The burn ban has been cancelled.
From a Capital City Fire and Rescue news release sent Monday afternoon:
“The open burn ban that has been in effect since Saturday May 3, 2014, is CANCELLED. Open burning by residents may resume. The relative humidity has increased and the weather conditions are not as extreme as they were over the weekend.”
A ban on open burning in the capital city is in effect through at least Tuesday.
Low relative humidity and breezy conditions prompted CBJ Fire Marshall Dan Jager to issue the ban over the weekend.
“It’s not so much the temperature. It’s the wind because it dries things out faster and that drops the relative humidity,” Jager said. “With no moisture, that could be a real bad thing.”
An unattended campfire that hadn’t been completely extinguished apparently started a brush fire Friday night at Sandy Beach.
On Saturday afternoon, a burning cigarette in the grass started a brush fire that grew to about 1,500 feet near Fish Creek on Douglas Island. Jager said a Capital City Fire and Rescue was assisted by a U.S. Forest Service fire crew as well as a hose from an adjacent home.
It could’ve spread from there,” Jager said. “We just want people to be very, very cautious when doing any kind of open burning, whether it’s super-dry, nice weather conditions, or not.

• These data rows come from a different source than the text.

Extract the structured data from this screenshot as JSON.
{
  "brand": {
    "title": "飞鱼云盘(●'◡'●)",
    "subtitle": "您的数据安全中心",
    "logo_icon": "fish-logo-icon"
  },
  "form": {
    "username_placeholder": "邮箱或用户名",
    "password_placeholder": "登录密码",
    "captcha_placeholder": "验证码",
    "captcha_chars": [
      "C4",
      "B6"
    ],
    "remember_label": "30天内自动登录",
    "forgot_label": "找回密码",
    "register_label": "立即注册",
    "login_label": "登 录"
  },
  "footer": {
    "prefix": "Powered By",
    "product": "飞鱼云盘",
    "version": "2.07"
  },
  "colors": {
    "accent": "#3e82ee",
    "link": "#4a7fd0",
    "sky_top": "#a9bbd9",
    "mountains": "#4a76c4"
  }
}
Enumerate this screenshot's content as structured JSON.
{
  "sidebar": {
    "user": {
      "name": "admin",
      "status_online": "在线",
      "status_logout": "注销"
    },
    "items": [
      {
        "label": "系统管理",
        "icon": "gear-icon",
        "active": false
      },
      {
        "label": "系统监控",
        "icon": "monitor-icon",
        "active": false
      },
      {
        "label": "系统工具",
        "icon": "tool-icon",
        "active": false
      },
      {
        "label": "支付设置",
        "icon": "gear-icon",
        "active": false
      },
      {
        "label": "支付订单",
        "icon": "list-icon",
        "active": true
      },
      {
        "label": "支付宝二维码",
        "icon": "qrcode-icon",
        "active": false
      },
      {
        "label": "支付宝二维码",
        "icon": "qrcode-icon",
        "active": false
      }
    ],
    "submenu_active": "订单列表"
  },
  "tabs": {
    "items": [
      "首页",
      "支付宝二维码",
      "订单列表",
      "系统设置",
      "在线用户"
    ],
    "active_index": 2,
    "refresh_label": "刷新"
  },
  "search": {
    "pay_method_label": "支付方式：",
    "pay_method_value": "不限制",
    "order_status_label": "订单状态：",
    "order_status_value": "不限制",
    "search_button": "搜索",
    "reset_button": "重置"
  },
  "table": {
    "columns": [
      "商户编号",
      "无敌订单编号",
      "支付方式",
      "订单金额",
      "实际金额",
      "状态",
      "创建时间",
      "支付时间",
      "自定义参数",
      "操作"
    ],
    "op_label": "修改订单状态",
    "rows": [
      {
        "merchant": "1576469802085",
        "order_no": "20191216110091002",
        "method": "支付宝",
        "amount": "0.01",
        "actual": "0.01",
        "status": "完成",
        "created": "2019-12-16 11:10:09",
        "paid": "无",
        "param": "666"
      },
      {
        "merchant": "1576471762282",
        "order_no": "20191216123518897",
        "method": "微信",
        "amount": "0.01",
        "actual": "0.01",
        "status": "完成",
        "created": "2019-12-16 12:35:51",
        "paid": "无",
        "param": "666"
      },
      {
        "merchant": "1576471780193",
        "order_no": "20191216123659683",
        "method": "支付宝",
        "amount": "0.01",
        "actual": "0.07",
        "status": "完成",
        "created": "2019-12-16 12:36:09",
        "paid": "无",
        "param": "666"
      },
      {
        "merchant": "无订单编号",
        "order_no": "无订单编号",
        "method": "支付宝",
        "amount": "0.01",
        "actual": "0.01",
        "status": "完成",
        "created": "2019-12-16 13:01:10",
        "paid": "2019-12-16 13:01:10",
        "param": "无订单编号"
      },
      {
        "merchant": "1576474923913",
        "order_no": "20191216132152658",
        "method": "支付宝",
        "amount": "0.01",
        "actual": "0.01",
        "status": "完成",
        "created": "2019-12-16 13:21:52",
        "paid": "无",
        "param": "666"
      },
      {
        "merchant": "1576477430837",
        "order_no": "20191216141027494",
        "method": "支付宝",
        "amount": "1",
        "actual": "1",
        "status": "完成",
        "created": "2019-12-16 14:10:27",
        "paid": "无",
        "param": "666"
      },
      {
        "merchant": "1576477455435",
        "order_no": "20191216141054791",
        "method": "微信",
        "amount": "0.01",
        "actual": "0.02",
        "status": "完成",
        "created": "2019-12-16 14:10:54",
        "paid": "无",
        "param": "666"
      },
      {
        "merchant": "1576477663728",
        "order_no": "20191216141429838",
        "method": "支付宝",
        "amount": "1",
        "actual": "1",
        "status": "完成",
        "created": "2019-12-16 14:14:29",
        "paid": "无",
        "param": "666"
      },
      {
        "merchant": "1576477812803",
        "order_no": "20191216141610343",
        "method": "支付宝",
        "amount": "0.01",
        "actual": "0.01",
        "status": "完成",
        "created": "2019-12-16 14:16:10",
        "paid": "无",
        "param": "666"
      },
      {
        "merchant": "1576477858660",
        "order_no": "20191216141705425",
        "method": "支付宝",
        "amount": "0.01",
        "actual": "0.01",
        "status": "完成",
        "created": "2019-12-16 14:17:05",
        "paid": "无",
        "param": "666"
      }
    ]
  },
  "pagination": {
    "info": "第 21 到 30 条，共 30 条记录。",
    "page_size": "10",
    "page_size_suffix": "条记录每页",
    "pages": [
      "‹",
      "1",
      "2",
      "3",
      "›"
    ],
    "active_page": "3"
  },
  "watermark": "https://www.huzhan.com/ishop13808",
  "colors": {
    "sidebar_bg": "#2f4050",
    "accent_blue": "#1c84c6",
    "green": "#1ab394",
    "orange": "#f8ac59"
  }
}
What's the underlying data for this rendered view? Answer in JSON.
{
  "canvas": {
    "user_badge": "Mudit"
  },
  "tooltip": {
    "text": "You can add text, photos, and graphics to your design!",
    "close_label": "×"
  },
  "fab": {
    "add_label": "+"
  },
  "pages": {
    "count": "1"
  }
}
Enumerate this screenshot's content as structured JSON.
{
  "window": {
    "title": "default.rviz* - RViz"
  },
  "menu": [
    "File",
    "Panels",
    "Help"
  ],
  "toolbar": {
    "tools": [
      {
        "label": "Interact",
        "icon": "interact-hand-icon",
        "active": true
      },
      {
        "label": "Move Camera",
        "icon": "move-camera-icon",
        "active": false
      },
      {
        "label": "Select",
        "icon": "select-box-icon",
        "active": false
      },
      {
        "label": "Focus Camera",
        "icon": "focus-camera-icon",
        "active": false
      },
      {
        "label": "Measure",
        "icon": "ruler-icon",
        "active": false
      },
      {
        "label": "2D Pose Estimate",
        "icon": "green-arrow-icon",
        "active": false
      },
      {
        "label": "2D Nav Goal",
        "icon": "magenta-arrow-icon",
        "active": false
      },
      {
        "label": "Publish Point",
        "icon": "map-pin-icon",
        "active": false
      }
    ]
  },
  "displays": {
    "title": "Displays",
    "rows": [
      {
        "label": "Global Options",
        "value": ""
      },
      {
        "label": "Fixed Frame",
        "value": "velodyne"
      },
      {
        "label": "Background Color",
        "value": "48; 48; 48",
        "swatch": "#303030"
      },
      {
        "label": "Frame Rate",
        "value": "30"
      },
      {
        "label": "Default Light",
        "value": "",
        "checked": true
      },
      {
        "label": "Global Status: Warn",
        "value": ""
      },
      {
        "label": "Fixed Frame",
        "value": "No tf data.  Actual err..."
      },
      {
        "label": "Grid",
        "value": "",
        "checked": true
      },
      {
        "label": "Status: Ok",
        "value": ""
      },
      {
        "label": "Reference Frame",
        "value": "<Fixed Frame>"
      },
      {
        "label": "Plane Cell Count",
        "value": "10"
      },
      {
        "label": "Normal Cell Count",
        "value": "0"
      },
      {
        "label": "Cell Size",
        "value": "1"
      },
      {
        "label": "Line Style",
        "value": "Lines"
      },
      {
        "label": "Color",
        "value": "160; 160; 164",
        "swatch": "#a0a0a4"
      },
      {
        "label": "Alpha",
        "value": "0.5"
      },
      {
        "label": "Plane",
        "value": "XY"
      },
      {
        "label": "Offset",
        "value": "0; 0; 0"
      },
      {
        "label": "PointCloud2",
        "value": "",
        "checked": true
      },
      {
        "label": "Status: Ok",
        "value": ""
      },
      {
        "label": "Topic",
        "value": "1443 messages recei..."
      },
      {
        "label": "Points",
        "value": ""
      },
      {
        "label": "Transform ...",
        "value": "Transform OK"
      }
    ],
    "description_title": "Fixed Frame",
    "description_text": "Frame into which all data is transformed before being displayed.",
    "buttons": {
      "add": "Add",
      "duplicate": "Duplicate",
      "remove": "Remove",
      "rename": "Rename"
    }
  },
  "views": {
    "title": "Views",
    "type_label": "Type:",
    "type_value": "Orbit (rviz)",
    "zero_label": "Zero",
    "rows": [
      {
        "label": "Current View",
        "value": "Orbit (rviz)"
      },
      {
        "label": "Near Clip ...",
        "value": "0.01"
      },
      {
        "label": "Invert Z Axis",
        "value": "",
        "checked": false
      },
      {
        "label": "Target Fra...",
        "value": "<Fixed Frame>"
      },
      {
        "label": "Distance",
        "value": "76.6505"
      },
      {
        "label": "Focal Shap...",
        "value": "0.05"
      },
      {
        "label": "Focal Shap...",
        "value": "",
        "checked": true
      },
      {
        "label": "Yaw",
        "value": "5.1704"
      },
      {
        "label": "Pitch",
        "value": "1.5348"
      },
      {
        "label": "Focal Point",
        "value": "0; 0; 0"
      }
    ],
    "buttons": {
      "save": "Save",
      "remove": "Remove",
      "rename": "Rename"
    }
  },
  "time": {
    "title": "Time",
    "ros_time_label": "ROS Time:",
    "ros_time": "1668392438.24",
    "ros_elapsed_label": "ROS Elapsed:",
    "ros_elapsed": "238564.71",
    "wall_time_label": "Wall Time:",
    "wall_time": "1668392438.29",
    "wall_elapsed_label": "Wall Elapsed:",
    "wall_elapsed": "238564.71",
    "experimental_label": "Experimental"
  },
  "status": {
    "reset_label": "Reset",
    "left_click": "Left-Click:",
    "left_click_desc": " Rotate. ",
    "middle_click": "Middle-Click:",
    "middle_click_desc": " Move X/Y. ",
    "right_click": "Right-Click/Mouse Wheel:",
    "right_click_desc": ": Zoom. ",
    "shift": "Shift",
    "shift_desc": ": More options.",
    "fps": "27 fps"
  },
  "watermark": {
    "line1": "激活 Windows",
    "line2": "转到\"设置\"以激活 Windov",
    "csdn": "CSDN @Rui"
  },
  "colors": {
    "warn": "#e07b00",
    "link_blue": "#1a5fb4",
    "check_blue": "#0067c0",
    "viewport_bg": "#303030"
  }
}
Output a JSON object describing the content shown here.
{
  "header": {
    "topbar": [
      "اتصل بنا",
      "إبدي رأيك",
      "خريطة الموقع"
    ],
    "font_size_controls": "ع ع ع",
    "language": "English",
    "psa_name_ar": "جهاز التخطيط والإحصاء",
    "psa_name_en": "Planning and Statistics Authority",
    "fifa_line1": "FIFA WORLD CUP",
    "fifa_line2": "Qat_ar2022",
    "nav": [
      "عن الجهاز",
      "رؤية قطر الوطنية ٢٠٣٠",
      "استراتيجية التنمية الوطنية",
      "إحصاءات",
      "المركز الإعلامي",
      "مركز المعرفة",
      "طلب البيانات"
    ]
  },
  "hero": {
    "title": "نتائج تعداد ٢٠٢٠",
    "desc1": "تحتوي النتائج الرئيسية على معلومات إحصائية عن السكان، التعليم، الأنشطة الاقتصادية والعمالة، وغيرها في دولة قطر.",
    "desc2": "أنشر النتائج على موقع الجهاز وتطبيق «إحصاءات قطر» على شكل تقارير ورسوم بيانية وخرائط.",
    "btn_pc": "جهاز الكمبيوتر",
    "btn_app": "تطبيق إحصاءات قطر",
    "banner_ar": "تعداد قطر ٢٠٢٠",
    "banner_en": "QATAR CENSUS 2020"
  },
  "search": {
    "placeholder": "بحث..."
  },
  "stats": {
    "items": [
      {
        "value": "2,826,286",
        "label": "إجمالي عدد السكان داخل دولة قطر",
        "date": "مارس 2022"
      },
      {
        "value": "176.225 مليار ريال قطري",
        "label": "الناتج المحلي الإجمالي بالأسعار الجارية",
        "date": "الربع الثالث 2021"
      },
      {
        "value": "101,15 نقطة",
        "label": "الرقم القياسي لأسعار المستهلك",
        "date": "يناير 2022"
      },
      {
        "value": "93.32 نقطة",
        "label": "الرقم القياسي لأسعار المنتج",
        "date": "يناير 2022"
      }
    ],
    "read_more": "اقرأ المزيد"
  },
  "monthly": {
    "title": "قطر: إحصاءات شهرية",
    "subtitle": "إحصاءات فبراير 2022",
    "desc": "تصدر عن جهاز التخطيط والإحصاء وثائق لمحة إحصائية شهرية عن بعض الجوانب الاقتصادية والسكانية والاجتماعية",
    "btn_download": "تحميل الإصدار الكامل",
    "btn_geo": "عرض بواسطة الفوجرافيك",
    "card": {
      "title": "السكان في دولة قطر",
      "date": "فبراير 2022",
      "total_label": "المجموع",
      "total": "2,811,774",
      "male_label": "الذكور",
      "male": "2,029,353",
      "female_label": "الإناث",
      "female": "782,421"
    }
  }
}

You still have to be careful.”
Depending on conditions, Jager said CCFR would cancel or extend the burn ban on Tuesday.
Relative humidity for the Juneau area was 17 percent on Saturday afternoon, when the ban was announced. Jager said it should be at least 25 percent before the burn ban would be canceled.
A ban means no burning of trees or wood debris, no burn barrels, no outdoor cooking or camp fires, no bonfires, and no charcoal or wood-fired barbecues. Essentially, the ban applies to anything that has an open flame or the potential for wind-carried sparks or embers.
Jager said it doesn’t matter if someone has a burn permit from CCFR. Those fires are still prohibited at this time.
Bans on open burning are fairly unusual for Juneau. Jagar said the last burn ban was about five years ago.
- The students studied 10 subject areas as they related to World War II. Their study materials included math, history, art and music. They competed against more than 130 students from 11 other high schools.
- The Trump administration hasn't taken action on its promises to protect religious liberties, which some see as opposing LGBTQ people. But some state legislatures are taking this as support.
- After minor surgeries, many dentists used to reflexively prescribe quick-acting opioids to relieve a patient's pain. Now they're learning to counsel patients about better, less addictive alternatives.
- Some Alaskans have another chance to sign up for health insurance under the Affordable Care Act. They're people who had a plan from Moda Health last year.